[DATASET RECORDS Boundary: Start]

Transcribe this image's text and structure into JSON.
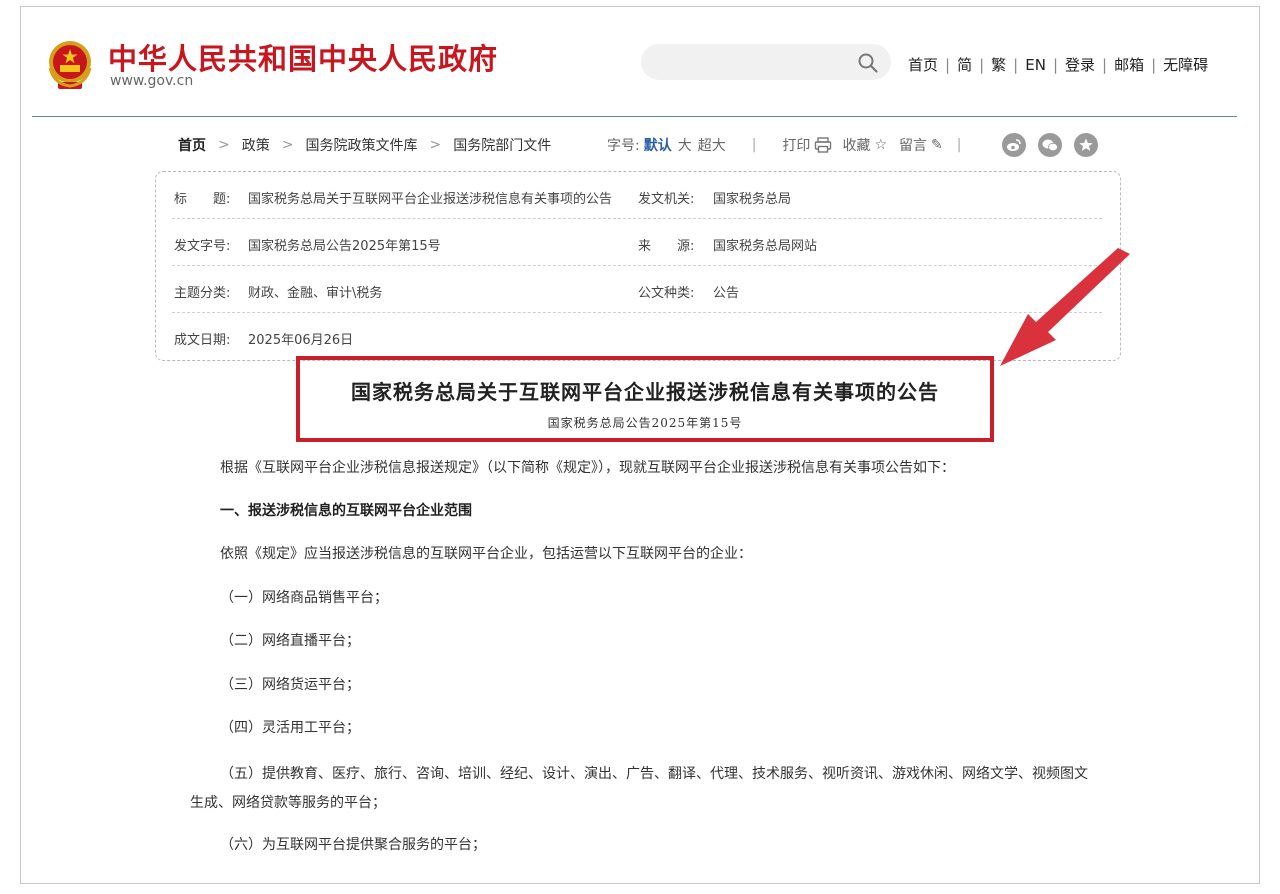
{
  "header": {
    "site_title": "中华人民共和国中央人民政府",
    "site_url": "www.gov.cn",
    "search_placeholder": "",
    "nav": [
      "首页",
      "简",
      "繁",
      "EN",
      "登录",
      "邮箱",
      "无障碍"
    ]
  },
  "breadcrumb": {
    "items": [
      "首页",
      "政策",
      "国务院政策文件库",
      "国务院部门文件"
    ]
  },
  "toolbar": {
    "font_size_label": "字号:",
    "font_default": "默认",
    "font_large": "大",
    "font_xlarge": "超大",
    "print": "打印",
    "favorite": "收藏",
    "comment": "留言"
  },
  "meta": {
    "title_label": "标　　题:",
    "title_value": "国家税务总局关于互联网平台企业报送涉税信息有关事项的公告",
    "issuer_label": "发文机关:",
    "issuer_value": "国家税务总局",
    "doc_no_label": "发文字号:",
    "doc_no_value": "国家税务总局公告2025年第15号",
    "source_label": "来　　源:",
    "source_value": "国家税务总局网站",
    "topic_label": "主题分类:",
    "topic_value": "财政、金融、审计\\税务",
    "type_label": "公文种类:",
    "type_value": "公告",
    "date_label": "成文日期:",
    "date_value": "2025年06月26日"
  },
  "document": {
    "title": "国家税务总局关于互联网平台企业报送涉税信息有关事项的公告",
    "subtitle": "国家税务总局公告2025年第15号",
    "intro": "根据《互联网平台企业涉税信息报送规定》（以下简称《规定》），现就互联网平台企业报送涉税信息有关事项公告如下：",
    "section1_heading": "一、报送涉税信息的互联网平台企业范围",
    "section1_intro": "依照《规定》应当报送涉税信息的互联网平台企业，包括运营以下互联网平台的企业：",
    "items": [
      "（一）网络商品销售平台；",
      "（二）网络直播平台；",
      "（三）网络货运平台；",
      "（四）灵活用工平台；",
      "（五）提供教育、医疗、旅行、咨询、培训、经纪、设计、演出、广告、翻译、代理、技术服务、视听资讯、游戏休闲、网络文学、视频图文生成、网络贷款等服务的平台；",
      "（六）为互联网平台提供聚合服务的平台；"
    ]
  },
  "colors": {
    "brand_red": "#c7161e",
    "highlight_red": "#c8202b",
    "active_blue": "#2a5fa8"
  }
}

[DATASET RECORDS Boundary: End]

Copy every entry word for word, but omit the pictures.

◆ **FINISHED TASK**
Transcribe this image's text and structure into JSON.
{
  "header": {
    "site_title": "中华人民共和国中央人民政府",
    "site_url": "www.gov.cn",
    "search_placeholder": "",
    "nav": [
      "首页",
      "简",
      "繁",
      "EN",
      "登录",
      "邮箱",
      "无障碍"
    ]
  },
  "breadcrumb": {
    "items": [
      "首页",
      "政策",
      "国务院政策文件库",
      "国务院部门文件"
    ]
  },
  "toolbar": {
    "font_size_label": "字号:",
    "font_default": "默认",
    "font_large": "大",
    "font_xlarge": "超大",
    "print": "打印",
    "favorite": "收藏",
    "comment": "留言"
  },
  "meta": {
    "title_label": "标　　题:",
    "title_value": "国家税务总局关于互联网平台企业报送涉税信息有关事项的公告",
    "issuer_label": "发文机关:",
    "issuer_value": "国家税务总局",
    "doc_no_label": "发文字号:",
    "doc_no_value": "国家税务总局公告2025年第15号",
    "source_label": "来　　源:",
    "source_value": "国家税务总局网站",
    "topic_label": "主题分类:",
    "topic_value": "财政、金融、审计\\税务",
    "type_label": "公文种类:",
    "type_value": "公告",
    "date_label": "成文日期:",
    "date_value": "2025年06月26日"
  },
  "document": {
    "title": "国家税务总局关于互联网平台企业报送涉税信息有关事项的公告",
    "subtitle": "国家税务总局公告2025年第15号",
    "intro": "根据《互联网平台企业涉税信息报送规定》（以下简称《规定》），现就互联网平台企业报送涉税信息有关事项公告如下：",
    "section1_heading": "一、报送涉税信息的互联网平台企业范围",
    "section1_intro": "依照《规定》应当报送涉税信息的互联网平台企业，包括运营以下互联网平台的企业：",
    "items": [
      "（一）网络商品销售平台；",
      "（二）网络直播平台；",
      "（三）网络货运平台；",
      "（四）灵活用工平台；",
      "（五）提供教育、医疗、旅行、咨询、培训、经纪、设计、演出、广告、翻译、代理、技术服务、视听资讯、游戏休闲、网络文学、视频图文生成、网络贷款等服务的平台；",
      "（六）为互联网平台提供聚合服务的平台；"
    ]
  },
  "colors": {
    "brand_red": "#c7161e",
    "highlight_red": "#c8202b",
    "active_blue": "#2a5fa8"
  }
}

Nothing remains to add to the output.